##### Supplied records #####
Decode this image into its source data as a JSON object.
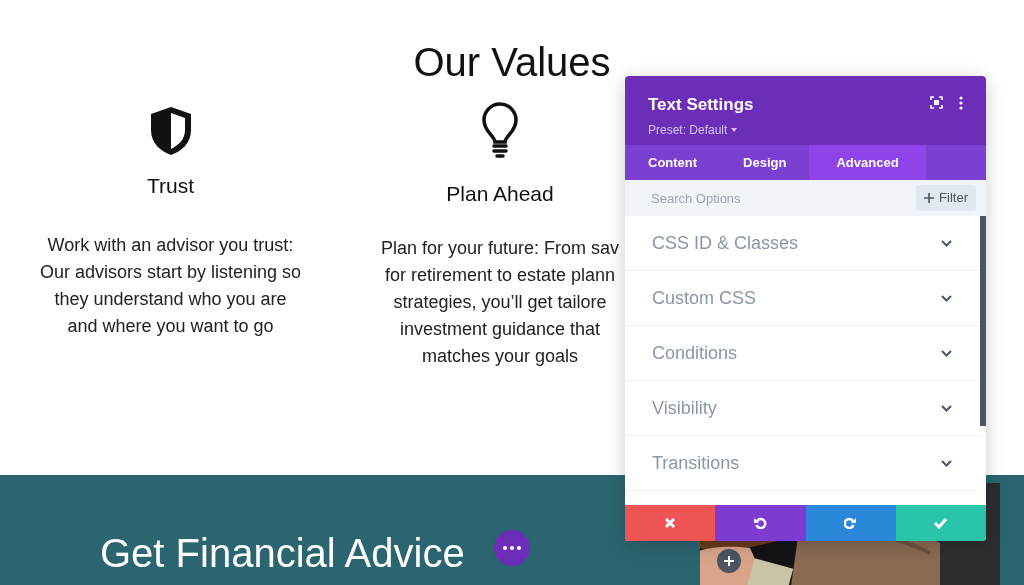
{
  "heading": "Our Values",
  "values": [
    {
      "kind": "shield",
      "title": "Trust",
      "text": "Work with an advisor you trust:\nOur advisors start by listening so\nthey understand who you are\nand where you want to go"
    },
    {
      "kind": "bulb",
      "title": "Plan Ahead",
      "text": "Plan for your future: From sav\nfor retirement to estate plann\nstrategies, you’ll get tailore\ninvestment guidance that\nmatches your goals"
    }
  ],
  "panel": {
    "title": "Text Settings",
    "preset": "Preset: Default",
    "tabs": [
      {
        "label": "Content",
        "selected": false
      },
      {
        "label": "Design",
        "selected": false
      },
      {
        "label": "Advanced",
        "selected": true
      }
    ],
    "search": {
      "placeholder": "Search Options"
    },
    "filter": "Filter",
    "sections": [
      "CSS ID & Classes",
      "Custom CSS",
      "Conditions",
      "Visibility",
      "Transitions"
    ],
    "actions": [
      {
        "kind": "cancel"
      },
      {
        "kind": "undo"
      },
      {
        "kind": "redo"
      },
      {
        "kind": "save"
      }
    ]
  },
  "banner": {
    "title": "Get Financial Advice"
  }
}
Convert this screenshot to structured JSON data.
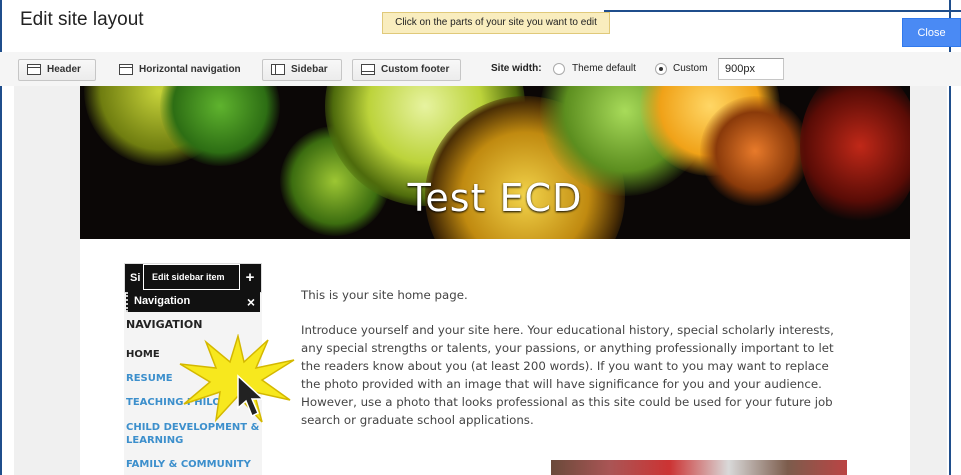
{
  "window": {
    "title": "Edit site layout",
    "hint": "Click on the parts of your site you want to edit",
    "close_label": "Close"
  },
  "toolbar": {
    "header_label": "Header",
    "horizontal_nav_label": "Horizontal navigation",
    "sidebar_label": "Sidebar",
    "custom_footer_label": "Custom footer",
    "site_width_label": "Site width:",
    "theme_default_label": "Theme default",
    "custom_label": "Custom",
    "width_value": "900px",
    "selected_width_option": "Custom"
  },
  "site": {
    "title": "Test ECD",
    "sidebar": {
      "box_title_visible": "Si",
      "edit_tooltip": "Edit sidebar item",
      "add_symbol": "+",
      "navigation_bar_label": "Navigation",
      "remove_symbol": "×",
      "section_heading": "NAVIGATION",
      "items": [
        {
          "label": "HOME"
        },
        {
          "label": "RESUME"
        },
        {
          "label": "TEACHING PHILOS"
        },
        {
          "label": "CHILD DEVELOPMENT &"
        },
        {
          "label": "LEARNING"
        },
        {
          "label": "FAMILY & COMMUNITY"
        }
      ]
    },
    "content": {
      "intro": "This is your site home page.",
      "lines": [
        "Introduce yourself and your site here. Your educational history, special scholarly interests,",
        "any special strengths or talents, your passions, or anything professionally important to let",
        "the readers know about you (at least 200 words). If you want to you may want to replace",
        "the photo provided with an image that will have significance for you and your audience.",
        "However, use a photo that looks professional as this site could be used for your future job",
        "search or graduate school applications."
      ]
    }
  },
  "colors": {
    "close_button": "#4a8af4",
    "nav_link": "#3c8fcc",
    "hint_banner": "#f9edbe",
    "highlight_starburst": "#f7e81e"
  },
  "icons": {
    "header": "header-layout-icon",
    "nav": "nav-layout-icon",
    "sidebar": "sidebar-layout-icon",
    "footer": "footer-layout-icon",
    "cursor": "mouse-pointer-icon",
    "burst": "starburst-highlight-icon"
  }
}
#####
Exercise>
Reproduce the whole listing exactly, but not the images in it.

Result below>
Decode this image into its source data as a JSON object.
{
  "heading": "Our Values",
  "values": [
    {
      "kind": "shield",
      "title": "Trust",
      "text": "Work with an advisor you trust:\nOur advisors start by listening so\nthey understand who you are\nand where you want to go"
    },
    {
      "kind": "bulb",
      "title": "Plan Ahead",
      "text": "Plan for your future: From sav\nfor retirement to estate plann\nstrategies, you’ll get tailore\ninvestment guidance that\nmatches your goals"
    }
  ],
  "panel": {
    "title": "Text Settings",
    "preset": "Preset: Default",
    "tabs": [
      {
        "label": "Content",
        "selected": false
      },
      {
        "label": "Design",
        "selected": false
      },
      {
        "label": "Advanced",
        "selected": true
      }
    ],
    "search": {
      "placeholder": "Search Options"
    },
    "filter": "Filter",
    "sections": [
      "CSS ID & Classes",
      "Custom CSS",
      "Conditions",
      "Visibility",
      "Transitions"
    ],
    "actions": [
      {
        "kind": "cancel"
      },
      {
        "kind": "undo"
      },
      {
        "kind": "redo"
      },
      {
        "kind": "save"
      }
    ]
  },
  "banner": {
    "title": "Get Financial Advice"
  }
}
Convert this screenshot to structured JSON data.
{
  "window": {
    "title": "Edit site layout",
    "hint": "Click on the parts of your site you want to edit",
    "close_label": "Close"
  },
  "toolbar": {
    "header_label": "Header",
    "horizontal_nav_label": "Horizontal navigation",
    "sidebar_label": "Sidebar",
    "custom_footer_label": "Custom footer",
    "site_width_label": "Site width:",
    "theme_default_label": "Theme default",
    "custom_label": "Custom",
    "width_value": "900px",
    "selected_width_option": "Custom"
  },
  "site": {
    "title": "Test ECD",
    "sidebar": {
      "box_title_visible": "Si",
      "edit_tooltip": "Edit sidebar item",
      "add_symbol": "+",
      "navigation_bar_label": "Navigation",
      "remove_symbol": "×",
      "section_heading": "NAVIGATION",
      "items": [
        {
          "label": "HOME"
        },
        {
          "label": "RESUME"
        },
        {
          "label": "TEACHING PHILOS"
        },
        {
          "label": "CHILD DEVELOPMENT &"
        },
        {
          "label": "LEARNING"
        },
        {
          "label": "FAMILY & COMMUNITY"
        }
      ]
    },
    "content": {
      "intro": "This is your site home page.",
      "lines": [
        "Introduce yourself and your site here. Your educational history, special scholarly interests,",
        "any special strengths or talents, your passions, or anything professionally important to let",
        "the readers know about you (at least 200 words). If you want to you may want to replace",
        "the photo provided with an image that will have significance for you and your audience.",
        "However, use a photo that looks professional as this site could be used for your future job",
        "search or graduate school applications."
      ]
    }
  },
  "colors": {
    "close_button": "#4a8af4",
    "nav_link": "#3c8fcc",
    "hint_banner": "#f9edbe",
    "highlight_starburst": "#f7e81e"
  },
  "icons": {
    "header": "header-layout-icon",
    "nav": "nav-layout-icon",
    "sidebar": "sidebar-layout-icon",
    "footer": "footer-layout-icon",
    "cursor": "mouse-pointer-icon",
    "burst": "starburst-highlight-icon"
  }
}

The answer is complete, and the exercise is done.